Henry Younghusband, a mare and foal, 308.
John Younghusband, a mare, 30s.
John Lowdyan, 5 cattle, £10.
George Ritson, 2 oxen, 1 cow, £7.
Gregory Whitelock, 1 horse, £8.
Robert Simpson, 4 cattle, £8.
William Barker, 1 horse, £6. 13s. 4d.
William Brid, a cow, 33s. 6d.
Robert Mounkhouse, 2 oxen, £5.
Christofer Clarke, 4 cows, £8.
Richard Heede, 2 oxen and a cow, £7.
Gregory Whitelocke, 2 oxen and 2 cows, £10.
John Mounkhonse, 4 head of young cattle, £6.
Richard Simpson, a cow, 40s. at Rawghtonhead, from various people, 60 sheep, £20.

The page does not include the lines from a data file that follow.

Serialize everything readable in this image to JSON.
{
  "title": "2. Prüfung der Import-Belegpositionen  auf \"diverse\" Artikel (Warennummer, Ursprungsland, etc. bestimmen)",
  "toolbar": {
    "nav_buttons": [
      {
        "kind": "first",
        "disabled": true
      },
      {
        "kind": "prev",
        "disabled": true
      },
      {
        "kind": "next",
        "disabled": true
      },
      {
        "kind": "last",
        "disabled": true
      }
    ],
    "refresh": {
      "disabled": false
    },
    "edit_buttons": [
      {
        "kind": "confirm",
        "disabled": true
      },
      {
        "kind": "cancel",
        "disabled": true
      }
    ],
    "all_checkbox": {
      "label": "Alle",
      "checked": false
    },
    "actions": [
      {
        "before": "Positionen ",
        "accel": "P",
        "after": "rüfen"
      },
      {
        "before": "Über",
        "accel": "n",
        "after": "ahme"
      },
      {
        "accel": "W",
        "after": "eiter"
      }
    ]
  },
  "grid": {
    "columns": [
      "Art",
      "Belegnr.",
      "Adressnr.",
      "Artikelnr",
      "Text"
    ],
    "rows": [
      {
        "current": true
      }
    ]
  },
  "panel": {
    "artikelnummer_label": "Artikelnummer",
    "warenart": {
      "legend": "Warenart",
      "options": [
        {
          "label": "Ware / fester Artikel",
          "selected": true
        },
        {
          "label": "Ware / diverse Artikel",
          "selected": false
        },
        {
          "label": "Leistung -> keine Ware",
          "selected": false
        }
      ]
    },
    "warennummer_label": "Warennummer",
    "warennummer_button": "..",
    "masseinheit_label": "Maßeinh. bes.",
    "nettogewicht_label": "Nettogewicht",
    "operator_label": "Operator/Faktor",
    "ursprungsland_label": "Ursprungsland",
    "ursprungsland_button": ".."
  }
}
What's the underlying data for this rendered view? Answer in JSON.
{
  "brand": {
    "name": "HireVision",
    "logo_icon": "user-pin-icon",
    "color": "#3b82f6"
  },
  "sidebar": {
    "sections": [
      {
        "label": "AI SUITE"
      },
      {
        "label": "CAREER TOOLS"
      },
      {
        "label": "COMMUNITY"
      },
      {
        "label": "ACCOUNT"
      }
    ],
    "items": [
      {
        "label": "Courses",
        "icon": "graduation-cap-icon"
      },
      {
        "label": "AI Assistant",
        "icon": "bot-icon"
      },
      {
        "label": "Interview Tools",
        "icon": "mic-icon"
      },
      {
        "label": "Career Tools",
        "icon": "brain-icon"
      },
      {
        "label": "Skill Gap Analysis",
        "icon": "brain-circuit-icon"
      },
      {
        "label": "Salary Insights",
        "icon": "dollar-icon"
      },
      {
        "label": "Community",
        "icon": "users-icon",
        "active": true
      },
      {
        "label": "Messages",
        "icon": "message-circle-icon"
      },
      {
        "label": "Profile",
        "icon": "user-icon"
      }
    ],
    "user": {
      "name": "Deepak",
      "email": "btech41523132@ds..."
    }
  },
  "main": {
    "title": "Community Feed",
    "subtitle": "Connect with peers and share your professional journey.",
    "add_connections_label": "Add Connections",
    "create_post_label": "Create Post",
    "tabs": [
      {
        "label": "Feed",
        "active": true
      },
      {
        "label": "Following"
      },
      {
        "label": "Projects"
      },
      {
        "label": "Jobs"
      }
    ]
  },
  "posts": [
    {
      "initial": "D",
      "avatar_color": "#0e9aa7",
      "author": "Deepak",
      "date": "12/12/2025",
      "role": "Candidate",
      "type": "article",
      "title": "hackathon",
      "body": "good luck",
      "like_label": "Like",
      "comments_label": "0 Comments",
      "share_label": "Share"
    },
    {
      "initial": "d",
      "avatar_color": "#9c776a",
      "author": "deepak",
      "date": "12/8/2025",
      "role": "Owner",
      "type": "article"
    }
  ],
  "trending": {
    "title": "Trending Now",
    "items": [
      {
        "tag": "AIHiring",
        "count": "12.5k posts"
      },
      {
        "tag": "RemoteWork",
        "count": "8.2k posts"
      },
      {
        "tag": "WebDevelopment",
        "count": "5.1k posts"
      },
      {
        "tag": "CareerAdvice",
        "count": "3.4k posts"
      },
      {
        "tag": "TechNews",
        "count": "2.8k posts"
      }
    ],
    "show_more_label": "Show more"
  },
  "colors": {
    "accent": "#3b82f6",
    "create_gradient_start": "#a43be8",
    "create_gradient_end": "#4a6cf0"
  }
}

John Dolston, 13 head of cattle and horses, £30.
Michael Nicholson, 1 mare, 40s.
John Mey, 1 cow, 46s.
Edward Etherington, 1 “heffer,” 30s.
Rowland Shelton, 4 oxen, a horse, and 26 ewes, £24.
Henry Salkeld, 8 head of cattle, £16.
Rowland Salkeld the value of, £16.
John Eiwoodes wife, 20 “weather sheep,” £5.
Rowland Browne, 14 sheep, £3.
Thomas Harryson, 10 sheep, 50s.
Michael Nicholson the value of, 50s.
Robert Wilson, “woollen” cloth, £3.
Mathew Steele, 12 goats, £3.
Richard Doughties wife, 6 sheep, 40s.
Thomas Bowche and others, cattle worth £11. Total amount £2405. 7s. 8d. Besides the ransom of 46 prisoners, some were killed, and many were hurt.
6.5 pp. Indorsed by Burghley “21 Febr. 1592—Abstract of the spoyles made on the West Borders.” On last page, some notes by Burqhley as to officers on the West Marches, the Graemes demanded for Falkland, &c.